29 October 2013

Dr Tomer Ventura, University of the Sunshine Coast holding a lobster 

Image courtesy: Dr Tomer Ventura, University of the Sunshine Coast.

 

The awarding of an ARC Discovery Early Career Researcher Award (DECRA) is the latest episode in the remarkable career  of researcher Dr Tomer Ventura.

Originally from Israel, Dr Ventura was appointed by Prof Abigail Elizur, Director of the GeneCology Research Centre at the University of the Sunshine Coast (USC), and awarded a CRN (Collaborative Research  Networks) Fellowship in August 2012.

Whilst awaiting approval for his family’s application for permanent residency, Dr Ventura developed and submitted an application  for an ARC DECRA.

Shortly after arriving in Australia with his wife, Dr Ventura was awarded the ARC DECRA. Twelve months later there is now a team of three with a significant project budget of $260 000 over three  years devoted to the exploration of androgenic glands of crustaceans.

“My DECRA is an opportunity to extend the innovative biotechnology which has been commercialised in Israel, into lobster aquaculture in Tasmania,” said Dr Ventura.

“But there is much more to be done—what is exciting about the DECRA is it gives me the opportunity to look deeply into the  molecular pathways which underlie masculinity in crustaceans.

“This area is poorly studied. I’m hoping that this grant and the collaborations it enables will play an active part in  deciphering this mystery.”

The commercial production of crustaceans has been steadily increasing in volume over the past 15 years, with the doubling and then tripling of commercial production in some species such as  crayfish. However, there are risks in the use of hormones in aquaculture, as  these chemicals can jump the species barrier, with unintended consequences for native ecosystems.

Dr Ventura is developing a natural, biodegradable compound which silences the activity of certain genes related to  the androgenic gland hormone. These compounds dissipate very quickly, and are species-specific. The isolation and subsequent manipulation of genes to create all-male populations has the potential to transform the aquaculture industry, as males grow faster and reach higher weights at harvest than females.

“In my view this is just the tip of the iceberg,” said Dr Ventura.

“Future activity—perhaps through this DECRA—will  enable detailed exploration of the different molecular pathways which govern processes fundamental to aquaculture. The temporary silencing of genes can lead  to many new innovative solutions in cell migration, reproduction and growth.

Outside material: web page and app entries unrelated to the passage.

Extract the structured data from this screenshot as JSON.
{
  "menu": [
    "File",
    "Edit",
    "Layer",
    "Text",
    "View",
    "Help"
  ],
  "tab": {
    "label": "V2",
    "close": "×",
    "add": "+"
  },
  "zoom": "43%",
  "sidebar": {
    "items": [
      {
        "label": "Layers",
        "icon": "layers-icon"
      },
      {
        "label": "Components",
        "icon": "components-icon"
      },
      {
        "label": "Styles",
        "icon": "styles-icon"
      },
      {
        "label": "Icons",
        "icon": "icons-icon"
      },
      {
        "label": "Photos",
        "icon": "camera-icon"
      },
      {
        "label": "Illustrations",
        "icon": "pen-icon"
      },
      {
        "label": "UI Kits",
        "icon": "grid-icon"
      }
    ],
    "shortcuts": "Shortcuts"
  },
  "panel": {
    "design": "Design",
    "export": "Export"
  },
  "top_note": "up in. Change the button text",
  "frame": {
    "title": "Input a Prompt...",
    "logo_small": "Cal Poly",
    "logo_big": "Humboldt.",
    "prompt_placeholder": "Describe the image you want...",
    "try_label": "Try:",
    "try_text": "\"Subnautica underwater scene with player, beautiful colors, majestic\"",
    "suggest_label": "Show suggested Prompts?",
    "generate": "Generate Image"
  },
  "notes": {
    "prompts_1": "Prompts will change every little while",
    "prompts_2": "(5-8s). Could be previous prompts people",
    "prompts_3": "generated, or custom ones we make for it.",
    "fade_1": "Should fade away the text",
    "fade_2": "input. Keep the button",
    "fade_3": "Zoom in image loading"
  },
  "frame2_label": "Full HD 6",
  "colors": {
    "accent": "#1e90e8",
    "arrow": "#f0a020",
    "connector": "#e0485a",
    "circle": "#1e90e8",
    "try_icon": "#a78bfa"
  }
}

“In the next five to ten years I would like to further contribute to knowledge and capacity in this field and perhaps  identify the pathways necessary to extend this technology for lobsters and  other crustacean species—shrimps, prawns, yabbies and crabs.”

While the commercial application of Dr Ventura’s research is established, there are many environmental and biodiversity implications, including the opportunity to eradicate invasive species via the manipulation of their reproduction mechanisms.

With the help of the ARC DECRA award the USC has been able to leverage a Collaborative Research Network placement in marine biotechnology and turn that into a team of  three within the space of twelve months.

Pro Vice-Chancellor (Research) at USC, Professor Roland De Marco, described Dr Ventura’s ARC DECRA proposal as one of the finest proposals by a young researcher that he had ever seen throughout his career.

“Dr Ventura’s appointment at USC is critical to its mission to build a significant research capacity in its research focus area of aquaculture, especially as he brings new and exciting fundamental scientific capabilities in the field, which are expected to bring innovation and high impact to the commercial farming of crustacean species,” said Professor De Marco.

For more information, contact the University of the Sunshine Coast.